Jul 19, 2022 | 🚀 Fathership

The Honda Civic Type R stolen from a mall carpark in Malaysia's Resorts World Genting is likely enroute into Indochina by way of Thailand through a container ship, a Fathership source said.

Indochina is referred to the countries bordering Thailand, which includes Cambodia, Laos and Myanmar.

How it works

The Honda Civic would be especially difficult to recover, said a source who brought forward the syndicates’ way of operating. “It is believed that the cars stolen in Malaysia will be transported via the sea by container ship from Singapore. Then, it will stop at its first destination, Thailand. It is also believed that Laem Chabang Port, in Thailand is their main destination [to unload the stolen vehicles],” he continued.

The source adds that depending on the situation, parts of the stolen vehicle would be dropped off in Thailand, while the rest would continue on its way to the other countries.

CCTV captures footage of stolen Honda Civic

According to CCTV footage, the Singapore-plate car owned by a man named Damien, was stolen in the early morning of July 16 at around 2.43am.

Another CCTV screenshot showed the thief driving Damien's car out of the car park by tailgating another vehicle through the exit.

Bye bye Honda

The source said, "Thailand had been ramping up it's intelligence network and syndicates are finding it harder to keep the car in Thailand for a long time. To avoid detection, the car will continue it's journey into one of the countries in Indochina, likely Laos as Cambodia and Myanmar's black market prefers 4-wheel drives and bigger vehicles like the Toyota Hilux."
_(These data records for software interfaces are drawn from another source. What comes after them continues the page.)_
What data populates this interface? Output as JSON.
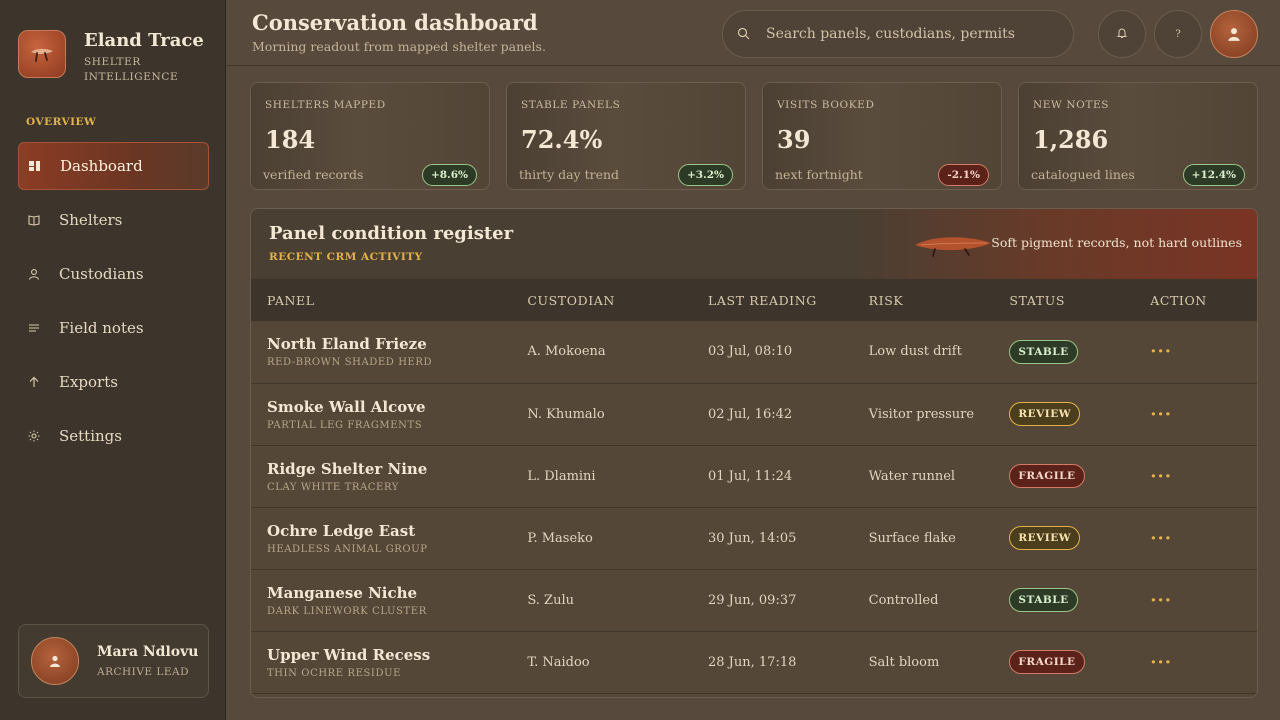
{
  "brand": {
    "name": "Eland Trace",
    "subtitle": "SHELTER INTELLIGENCE"
  },
  "sidebar": {
    "section": "OVERVIEW",
    "items": [
      {
        "label": "Dashboard",
        "icon": "dashboard-icon",
        "active": true
      },
      {
        "label": "Shelters",
        "icon": "book-icon"
      },
      {
        "label": "Custodians",
        "icon": "person-icon"
      },
      {
        "label": "Field notes",
        "icon": "lines-icon"
      },
      {
        "label": "Exports",
        "icon": "arrow-up-icon"
      },
      {
        "label": "Settings",
        "icon": "sun-gear-icon"
      }
    ],
    "user": {
      "name": "Mara Ndlovu",
      "role": "ARCHIVE LEAD"
    }
  },
  "header": {
    "title": "Conservation dashboard",
    "subtitle": "Morning readout from mapped shelter panels.",
    "search_placeholder": "Search panels, custodians, permits",
    "help_label": "?"
  },
  "stats": [
    {
      "label": "SHELTERS MAPPED",
      "value": "184",
      "note": "verified records",
      "delta": "+8.6%",
      "trend": "up"
    },
    {
      "label": "STABLE PANELS",
      "value": "72.4%",
      "note": "thirty day trend",
      "delta": "+3.2%",
      "trend": "up"
    },
    {
      "label": "VISITS BOOKED",
      "value": "39",
      "note": "next fortnight",
      "delta": "-2.1%",
      "trend": "down"
    },
    {
      "label": "NEW NOTES",
      "value": "1,286",
      "note": "catalogued lines",
      "delta": "+12.4%",
      "trend": "up"
    }
  ],
  "register": {
    "title": "Panel condition register",
    "subtitle": "RECENT CRM ACTIVITY",
    "note": "Soft pigment records, not hard outlines",
    "columns": [
      "PANEL",
      "CUSTODIAN",
      "LAST READING",
      "RISK",
      "STATUS",
      "ACTION"
    ],
    "rows": [
      {
        "panel": "North Eland Frieze",
        "desc": "RED-BROWN SHADED HERD",
        "custodian": "A. Mokoena",
        "reading": "03 Jul, 08:10",
        "risk": "Low dust drift",
        "status": "STABLE",
        "action": "···"
      },
      {
        "panel": "Smoke Wall Alcove",
        "desc": "PARTIAL LEG FRAGMENTS",
        "custodian": "N. Khumalo",
        "reading": "02 Jul, 16:42",
        "risk": "Visitor pressure",
        "status": "REVIEW",
        "action": "···"
      },
      {
        "panel": "Ridge Shelter Nine",
        "desc": "CLAY WHITE TRACERY",
        "custodian": "L. Dlamini",
        "reading": "01 Jul, 11:24",
        "risk": "Water runnel",
        "status": "FRAGILE",
        "action": "···"
      },
      {
        "panel": "Ochre Ledge East",
        "desc": "HEADLESS ANIMAL GROUP",
        "custodian": "P. Maseko",
        "reading": "30 Jun, 14:05",
        "risk": "Surface flake",
        "status": "REVIEW",
        "action": "···"
      },
      {
        "panel": "Manganese Niche",
        "desc": "DARK LINEWORK CLUSTER",
        "custodian": "S. Zulu",
        "reading": "29 Jun, 09:37",
        "risk": "Controlled",
        "status": "STABLE",
        "action": "···"
      },
      {
        "panel": "Upper Wind Recess",
        "desc": "THIN OCHRE RESIDUE",
        "custodian": "T. Naidoo",
        "reading": "28 Jun, 17:18",
        "risk": "Salt bloom",
        "status": "FRAGILE",
        "action": "···"
      }
    ]
  }
}
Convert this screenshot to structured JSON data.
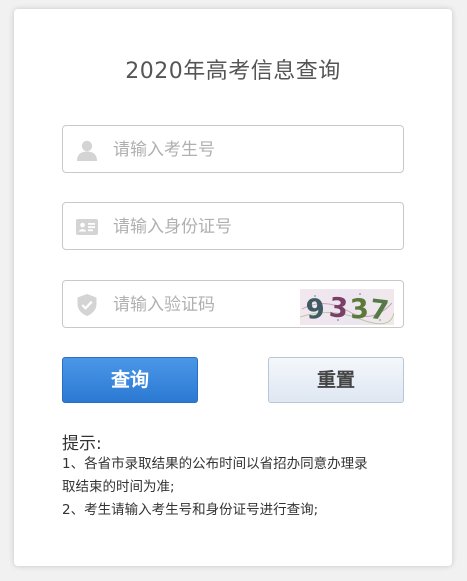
{
  "page": {
    "title": "2020年高考信息查询"
  },
  "form": {
    "exam_number": {
      "placeholder": "请输入考生号",
      "value": ""
    },
    "id_number": {
      "placeholder": "请输入身份证号",
      "value": ""
    },
    "captcha": {
      "placeholder": "请输入验证码",
      "value": "",
      "image_text": "9337"
    }
  },
  "buttons": {
    "query_label": "查询",
    "reset_label": "重置"
  },
  "tips": {
    "title": "提示:",
    "lines": [
      "1、各省市录取结果的公布时间以省招办同意办理录",
      "取结束的时间为准;",
      "2、考生请输入考生号和身份证号进行查询;"
    ]
  },
  "icons": {
    "exam_number": "user-icon",
    "id_number": "id-card-icon",
    "captcha": "shield-icon"
  },
  "colors": {
    "query_button": "#2c79d3",
    "reset_button": "#dfe7f2",
    "icon": "#d4d4d4"
  }
}
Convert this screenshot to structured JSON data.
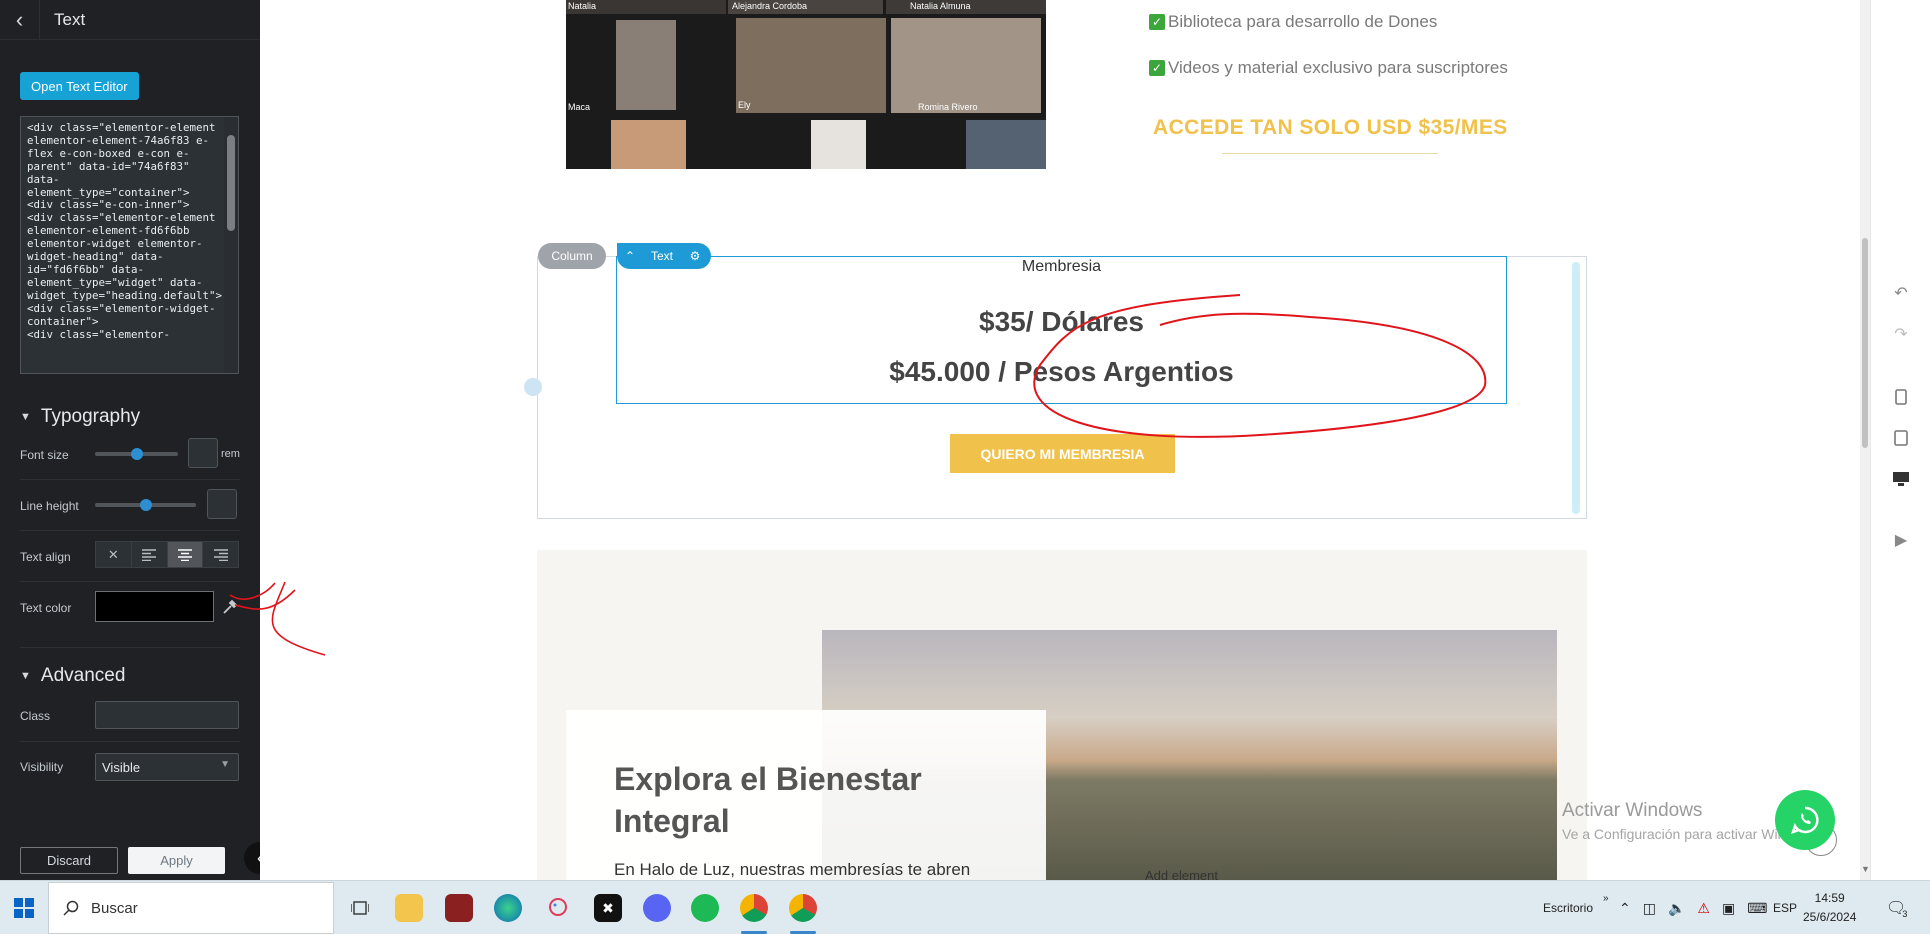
{
  "panel": {
    "title": "Text",
    "open_editor_label": "Open Text Editor",
    "code": "<div class=\"elementor-element elementor-element-74a6f83 e-flex e-con-boxed e-con e-parent\" data-id=\"74a6f83\" data-element_type=\"container\">\n<div class=\"e-con-inner\">\n<div class=\"elementor-element elementor-element-fd6f6bb elementor-widget elementor-widget-heading\" data-id=\"fd6f6bb\" data-element_type=\"widget\" data-widget_type=\"heading.default\">\n<div class=\"elementor-widget-container\">\n<div class=\"elementor-",
    "typography": {
      "title": "Typography",
      "font_size_label": "Font size",
      "font_size_unit": "rem",
      "font_size_level": 0.5,
      "line_height_label": "Line height",
      "line_height_level": 0.5,
      "text_align_label": "Text align",
      "text_align_options": [
        "none",
        "left",
        "center",
        "right"
      ],
      "text_align_selected": "center",
      "text_color_label": "Text color",
      "text_color_value": "#000000"
    },
    "advanced": {
      "title": "Advanced",
      "class_label": "Class",
      "class_value": "",
      "visibility_label": "Visibility",
      "visibility_value": "Visible"
    },
    "discard_label": "Discard",
    "apply_label": "Apply"
  },
  "canvas": {
    "video_names": [
      "Natalia",
      "Alejandra Cordoba",
      "Natalia Almuna",
      "Maca",
      "Ely",
      "Romina Rivero"
    ],
    "benefits": [
      "Biblioteca para desarrollo de Dones",
      "Videos y material exclusivo para suscriptores"
    ],
    "accede": "ACCEDE TAN SOLO USD $35/MES",
    "column_tag": "Column",
    "text_tag": "Text",
    "membresia": "Membresia",
    "price_usd": "$35/ Dólares",
    "price_ars": "$45.000 / Pesos Argentios",
    "cta": "QUIERO MI MEMBRESIA",
    "card_title": "Explora el Bienestar Integral",
    "card_text": "En Halo de Luz, nuestras membresías te abren",
    "add_element": "Add element",
    "watermark_title": "Activar Windows",
    "watermark_sub": "Ve a Configuración para activar Windows."
  },
  "taskbar": {
    "search_placeholder": "Buscar",
    "desktop_label": "Escritorio",
    "lang": "ESP",
    "time": "14:59",
    "date": "25/6/2024",
    "notif_count": "3"
  },
  "colors": {
    "panel_bg": "#1f2124",
    "accent_blue": "#1e9bd6",
    "gold": "#f0c14b",
    "annotation_red": "#e0151b",
    "whatsapp": "#25d366"
  }
}
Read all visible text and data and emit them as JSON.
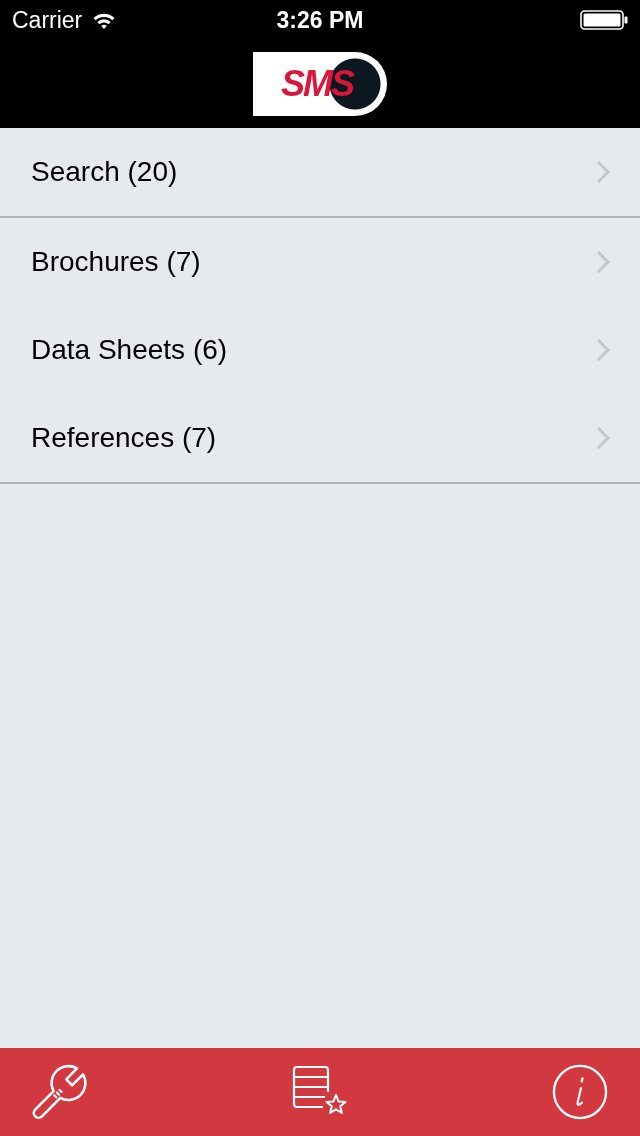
{
  "status_bar": {
    "carrier": "Carrier",
    "time": "3:26 PM"
  },
  "nav_bar": {
    "logo_text": "SMS"
  },
  "menu": {
    "sections": [
      {
        "items": [
          {
            "label": "Search (20)"
          }
        ]
      },
      {
        "items": [
          {
            "label": "Brochures (7)"
          },
          {
            "label": "Data Sheets (6)"
          },
          {
            "label": "References (7)"
          }
        ]
      }
    ]
  },
  "tab_bar": {
    "items": [
      {
        "kind": "wrench"
      },
      {
        "kind": "list-star"
      },
      {
        "kind": "info"
      }
    ]
  }
}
Coincidentally, a Malaysian-registered Toyota Hilux was also stolen from the same carpark as the Honda Civic a day before.